Science in a world of rules, regulations, and war
A recent collection showcases the famous and not-so-famous women who have left their mark on the periodic table.
After transforming the periodic table should the promising young scientist have been allowed to fight in World War I?
The covert politics behind American efforts to establish scientific freedom around the world.
Rare earth elements make modern devices faster, brighter, and lighter, but it will take the creaky gears of government to make their production cleaner and more equitable.
The transfermium elements—the fleeting, lab-made substances that populate the end of the periodic table—have a history built on pride and acrimony.
In the 1930s a pride- and faith-fueled dispute between two Nobel Prize–winning physicists spilled onto the front page of the New York Times.
In the last years of World War II a group of American scientists and soldiers raced to capture enemy physicists, sabotage Hitler’s nuclear ambitions, and do it all before their Soviet allies were any the wiser.
As officials spread disinformation, a deadly epidemic edged its way into the United States.
Science writer Deborah Blum chronicles one chemist’s fight to bring order to a lawless food industry.
A lesson in humility begets a scientific revolution.
How did a Philadelphia chemist wind up a Soviet spy?
For centuries women have been looking at the stars despite earthly obstacles.
Why emphasizing intellectual achievement and scientific “genius” harms scientists with intellectual disabilities—and the rest of us.
When crime and politics influenced American baking habits.
What possibilities might we be ignoring when we unquestioningly privilege sight as the primary pathway to knowledge about the natural world?

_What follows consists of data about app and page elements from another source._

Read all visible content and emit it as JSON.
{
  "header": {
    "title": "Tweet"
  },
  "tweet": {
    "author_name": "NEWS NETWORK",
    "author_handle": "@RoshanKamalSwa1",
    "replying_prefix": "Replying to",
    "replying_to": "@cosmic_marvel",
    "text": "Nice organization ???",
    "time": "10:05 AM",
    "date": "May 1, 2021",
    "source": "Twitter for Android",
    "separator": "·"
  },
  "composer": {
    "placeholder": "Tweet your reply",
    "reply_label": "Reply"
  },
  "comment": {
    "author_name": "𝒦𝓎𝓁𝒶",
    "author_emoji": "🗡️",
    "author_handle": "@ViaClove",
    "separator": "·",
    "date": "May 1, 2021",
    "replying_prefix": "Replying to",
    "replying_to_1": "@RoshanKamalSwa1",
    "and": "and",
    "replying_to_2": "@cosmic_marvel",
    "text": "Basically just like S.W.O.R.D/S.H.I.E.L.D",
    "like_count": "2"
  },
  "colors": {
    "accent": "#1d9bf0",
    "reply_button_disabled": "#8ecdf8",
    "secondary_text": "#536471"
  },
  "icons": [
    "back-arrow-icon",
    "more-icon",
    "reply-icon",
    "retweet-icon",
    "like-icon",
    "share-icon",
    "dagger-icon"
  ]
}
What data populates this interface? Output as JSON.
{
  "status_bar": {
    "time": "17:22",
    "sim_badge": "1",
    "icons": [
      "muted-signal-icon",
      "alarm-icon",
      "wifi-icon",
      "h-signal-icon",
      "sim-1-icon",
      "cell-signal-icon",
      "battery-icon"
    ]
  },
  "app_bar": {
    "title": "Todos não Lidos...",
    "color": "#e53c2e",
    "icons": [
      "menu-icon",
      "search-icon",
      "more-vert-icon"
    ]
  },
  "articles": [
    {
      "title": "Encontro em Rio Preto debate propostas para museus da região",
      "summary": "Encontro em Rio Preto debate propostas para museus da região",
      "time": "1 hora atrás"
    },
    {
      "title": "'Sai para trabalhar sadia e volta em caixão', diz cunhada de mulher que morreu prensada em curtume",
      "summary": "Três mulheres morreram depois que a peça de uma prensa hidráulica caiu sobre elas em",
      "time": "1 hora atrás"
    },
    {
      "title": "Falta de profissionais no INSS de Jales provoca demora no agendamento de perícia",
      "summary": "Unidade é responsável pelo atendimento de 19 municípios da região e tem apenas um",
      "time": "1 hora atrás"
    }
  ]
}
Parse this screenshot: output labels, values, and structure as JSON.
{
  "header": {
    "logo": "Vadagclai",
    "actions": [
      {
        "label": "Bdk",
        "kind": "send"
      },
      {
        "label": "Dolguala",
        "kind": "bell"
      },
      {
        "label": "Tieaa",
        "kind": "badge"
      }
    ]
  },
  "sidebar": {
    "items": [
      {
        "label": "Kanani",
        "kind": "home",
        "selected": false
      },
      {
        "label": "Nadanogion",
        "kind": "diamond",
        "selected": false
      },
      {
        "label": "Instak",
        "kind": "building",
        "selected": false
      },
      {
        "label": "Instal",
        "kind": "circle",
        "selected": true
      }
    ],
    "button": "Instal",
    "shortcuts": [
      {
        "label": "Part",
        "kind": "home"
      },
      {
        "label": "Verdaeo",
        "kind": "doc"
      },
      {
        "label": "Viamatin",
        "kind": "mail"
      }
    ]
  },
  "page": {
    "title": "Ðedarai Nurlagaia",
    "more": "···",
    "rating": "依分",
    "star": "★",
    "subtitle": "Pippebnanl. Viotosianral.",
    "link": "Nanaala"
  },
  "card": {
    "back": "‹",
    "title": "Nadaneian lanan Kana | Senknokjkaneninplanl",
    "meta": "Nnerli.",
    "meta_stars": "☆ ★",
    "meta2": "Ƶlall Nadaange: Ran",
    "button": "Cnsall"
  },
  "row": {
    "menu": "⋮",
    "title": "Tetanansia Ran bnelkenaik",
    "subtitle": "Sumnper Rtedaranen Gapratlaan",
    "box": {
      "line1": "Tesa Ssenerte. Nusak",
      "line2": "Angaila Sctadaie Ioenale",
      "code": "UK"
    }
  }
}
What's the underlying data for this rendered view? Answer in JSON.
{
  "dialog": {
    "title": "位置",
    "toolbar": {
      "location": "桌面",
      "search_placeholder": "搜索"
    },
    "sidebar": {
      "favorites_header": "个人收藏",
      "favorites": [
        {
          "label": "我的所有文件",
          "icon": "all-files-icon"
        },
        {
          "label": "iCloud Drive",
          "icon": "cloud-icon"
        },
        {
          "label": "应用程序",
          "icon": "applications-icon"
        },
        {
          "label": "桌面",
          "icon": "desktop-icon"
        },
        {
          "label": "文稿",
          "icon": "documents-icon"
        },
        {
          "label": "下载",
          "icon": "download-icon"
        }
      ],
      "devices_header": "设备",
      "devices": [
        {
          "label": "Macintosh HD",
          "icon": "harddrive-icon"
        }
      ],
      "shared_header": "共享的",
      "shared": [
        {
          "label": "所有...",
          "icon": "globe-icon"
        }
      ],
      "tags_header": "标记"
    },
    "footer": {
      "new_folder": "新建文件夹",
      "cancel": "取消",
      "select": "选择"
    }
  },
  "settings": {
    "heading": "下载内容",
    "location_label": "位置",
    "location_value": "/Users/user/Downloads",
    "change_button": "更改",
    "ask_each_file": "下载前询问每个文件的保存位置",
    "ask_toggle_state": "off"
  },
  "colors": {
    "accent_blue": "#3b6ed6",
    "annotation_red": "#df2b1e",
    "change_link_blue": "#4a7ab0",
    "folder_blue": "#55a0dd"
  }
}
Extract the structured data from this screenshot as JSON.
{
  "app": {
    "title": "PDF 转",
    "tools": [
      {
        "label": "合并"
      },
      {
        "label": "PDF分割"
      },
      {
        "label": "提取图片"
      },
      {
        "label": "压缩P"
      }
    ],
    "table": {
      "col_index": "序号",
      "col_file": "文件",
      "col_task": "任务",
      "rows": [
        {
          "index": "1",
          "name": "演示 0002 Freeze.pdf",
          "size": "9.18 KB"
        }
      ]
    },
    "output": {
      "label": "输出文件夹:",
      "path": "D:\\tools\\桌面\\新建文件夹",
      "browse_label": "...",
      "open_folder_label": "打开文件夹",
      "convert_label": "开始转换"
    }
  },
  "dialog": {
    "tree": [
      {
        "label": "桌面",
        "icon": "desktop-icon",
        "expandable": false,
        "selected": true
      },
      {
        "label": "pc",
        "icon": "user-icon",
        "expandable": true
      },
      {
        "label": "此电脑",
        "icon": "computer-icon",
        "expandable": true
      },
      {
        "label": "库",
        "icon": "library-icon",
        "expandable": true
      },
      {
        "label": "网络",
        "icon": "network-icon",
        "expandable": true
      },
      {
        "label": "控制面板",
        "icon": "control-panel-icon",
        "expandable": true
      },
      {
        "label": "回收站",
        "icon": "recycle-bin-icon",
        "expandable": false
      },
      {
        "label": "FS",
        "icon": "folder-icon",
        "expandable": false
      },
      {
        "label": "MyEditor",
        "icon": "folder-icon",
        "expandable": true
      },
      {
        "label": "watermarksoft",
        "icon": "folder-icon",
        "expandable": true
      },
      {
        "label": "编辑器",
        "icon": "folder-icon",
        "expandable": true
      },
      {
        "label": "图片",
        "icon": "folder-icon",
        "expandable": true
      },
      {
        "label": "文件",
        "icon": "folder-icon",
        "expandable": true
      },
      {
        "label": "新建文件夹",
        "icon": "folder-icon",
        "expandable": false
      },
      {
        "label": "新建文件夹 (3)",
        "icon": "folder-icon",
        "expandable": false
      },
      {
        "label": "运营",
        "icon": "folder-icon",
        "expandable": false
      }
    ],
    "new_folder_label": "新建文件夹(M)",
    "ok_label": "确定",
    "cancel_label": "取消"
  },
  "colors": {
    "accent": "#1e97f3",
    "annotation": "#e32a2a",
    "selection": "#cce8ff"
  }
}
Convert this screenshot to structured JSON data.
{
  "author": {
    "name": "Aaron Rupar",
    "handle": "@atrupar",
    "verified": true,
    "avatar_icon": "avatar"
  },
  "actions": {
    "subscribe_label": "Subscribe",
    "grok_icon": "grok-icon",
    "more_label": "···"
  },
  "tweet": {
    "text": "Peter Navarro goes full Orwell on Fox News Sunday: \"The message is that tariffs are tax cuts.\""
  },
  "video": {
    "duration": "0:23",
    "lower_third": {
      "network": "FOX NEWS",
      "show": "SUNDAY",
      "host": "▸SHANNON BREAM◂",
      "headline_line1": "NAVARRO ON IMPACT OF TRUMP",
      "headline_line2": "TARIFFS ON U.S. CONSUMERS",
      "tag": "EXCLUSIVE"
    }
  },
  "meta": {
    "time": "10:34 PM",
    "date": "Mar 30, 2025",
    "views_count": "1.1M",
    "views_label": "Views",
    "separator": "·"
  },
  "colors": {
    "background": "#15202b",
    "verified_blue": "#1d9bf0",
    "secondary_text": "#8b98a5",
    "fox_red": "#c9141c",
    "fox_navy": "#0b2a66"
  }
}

One war made him the most powerful man in science; the war that followed took that power away.
Why the recent findings of the National Academies of Science, Engineering, and Medicine are enlightening, even if they aren’t surprising.
After the Vietnam War a mysterious yellow substance rained down from the skies of Southeast Asia. Was it a chemical weapon or something stranger?